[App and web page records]
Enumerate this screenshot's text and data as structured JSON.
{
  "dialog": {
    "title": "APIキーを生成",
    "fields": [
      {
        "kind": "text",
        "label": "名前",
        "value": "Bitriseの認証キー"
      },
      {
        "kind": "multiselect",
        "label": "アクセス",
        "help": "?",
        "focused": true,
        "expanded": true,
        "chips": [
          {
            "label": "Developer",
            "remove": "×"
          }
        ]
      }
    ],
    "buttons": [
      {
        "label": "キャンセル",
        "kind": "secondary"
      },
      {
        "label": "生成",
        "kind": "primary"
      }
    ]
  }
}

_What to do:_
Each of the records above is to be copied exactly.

_Solution to the exercise:_
Enumerate this screenshot's text and data as structured JSON.
{
  "dialog": {
    "title": "APIキーを生成",
    "fields": [
      {
        "kind": "text",
        "label": "名前",
        "value": "Bitriseの認証キー"
      },
      {
        "kind": "multiselect",
        "label": "アクセス",
        "help": "?",
        "focused": true,
        "expanded": true,
        "chips": [
          {
            "label": "Developer",
            "remove": "×"
          }
        ]
      }
    ],
    "buttons": [
      {
        "label": "キャンセル",
        "kind": "secondary"
      },
      {
        "label": "生成",
        "kind": "primary"
      }
    ]
  }
}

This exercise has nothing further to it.